    After hearing podcasts like this, seeing the range of reactions to artificial locomotion online as well as offline, and playing Onward, I’ve realized that a fissure in the VR community is pretty much inevitable with respect to tolerance of artificial locomotion. For me, Onward is absolutely incredible and I’ve never felt so immersed in VR (or any game). And, for me at least, that immersion entirely hinges on whether or not smooth translational artificial locomotion is an option. For example, I couldn’t really enjoy The Gallery as a result of its teleportation. This wasn’t even clear to me at first–something just felt “off”, and it wasn’t until I tried smooth locomotion VR games that I actually felt like I was somewhere else.

    There are going to be lots of games like Obduction where both teleportation and smooth locomotion are applicable, but there are going to be some where only smooth locomotion works. Onward, for example, would be ruined by a teleportation option. Despite the fact that Onward seems to be more tolerable than most of its kind and that things like FOV restriction can be very helpful to certain people, there will always be a certain (sizeable) portion of the player base that can’t tolerate any artificial locomotion.

    The World War Toons developer’s 5% statistic appears to be somewhat consistent with a study that was conducted by the US militiary (don’t have a link–it was floating around /r/vive for a while). I believe it was something like 5% to 10% could never adjust, and the rest was a split between a majority that initially experienced simulator sickness but could adapt and those that didn’t experience simulator sickness at all. Even 5% is a lot of people and then you also have to consider that casuals will have no desire to put in the work to adapt.

    Take for example a friend of mine with Onward. I explained to him very clearly what seems to be one of the most effective procedures for adaptation. That is, to only play up until the point where you feel uncomfortable (I usually tell people “uncomfortable enough for it to start becoming distracting”). Then wait 24 hours and repeat. If you play until you’re sick (or even just really uncomfortable) then it is counterproductive and your tolerance will likely get worse. His sessions went like this: Day 1: 10m, Day 2: 20m, Day 3: 3+ hours. And now there’s really no practical limit to how long he can play.

    But how many people will be willing to do this? And will headset manufacturers start shipping their devices with “artificial locomotion adapation best practices” as part of their tutorials?
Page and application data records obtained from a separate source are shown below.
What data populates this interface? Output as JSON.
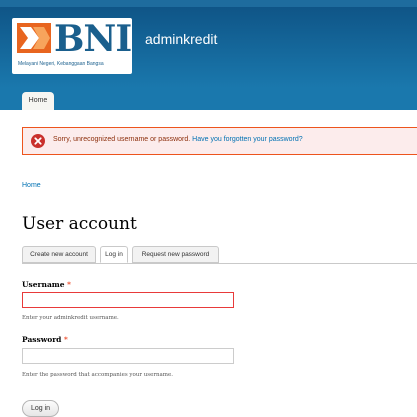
{
  "header": {
    "logo_text": "BNI",
    "logo_tagline": "Melayani Negeri, Kebanggaan Bangsa",
    "site_name": "adminkredit"
  },
  "nav": {
    "home_tab": "Home"
  },
  "message": {
    "error_text": "Sorry, unrecognized username or password.",
    "error_link": "Have you forgotten your password?"
  },
  "breadcrumb": {
    "home": "Home"
  },
  "page": {
    "title": "User account"
  },
  "tabs": [
    {
      "label": "Create new account",
      "active": false
    },
    {
      "label": "Log in",
      "active": true
    },
    {
      "label": "Request new password",
      "active": false
    }
  ],
  "form": {
    "username": {
      "label": "Username",
      "required_mark": "*",
      "value": "",
      "description": "Enter your adminkredit username."
    },
    "password": {
      "label": "Password",
      "required_mark": "*",
      "value": "",
      "description": "Enter the password that accompanies your username."
    },
    "submit_label": "Log in"
  },
  "colors": {
    "header_blue": "#1a78ad",
    "error_border": "#ed541d",
    "link_blue": "#0071b3",
    "required_red": "#ea2800"
  }
}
Because I am almost positive that if the aforementioned friend did not have any guidance he would’ve experienced extreme simulator sickness and perhaps never tried the game again. It’s not like everyone browses /r/vive daily and knows e.g. the correct way to adapt. There is certainly a more sane way to go about this.

    Regardless, I suggest that everyone at least give Onward a shot–even if it’s not necessarily your kind of game (e.g. I can understand people not liking FPSs / violence). There is something about the locomotion system that makes it pretty tolerable and easier to adapt to. Interestingly, it is also more tolerable when you’re in an actual battle vs the shooting range.

  • George Bayfield

    This one doesn’t play for me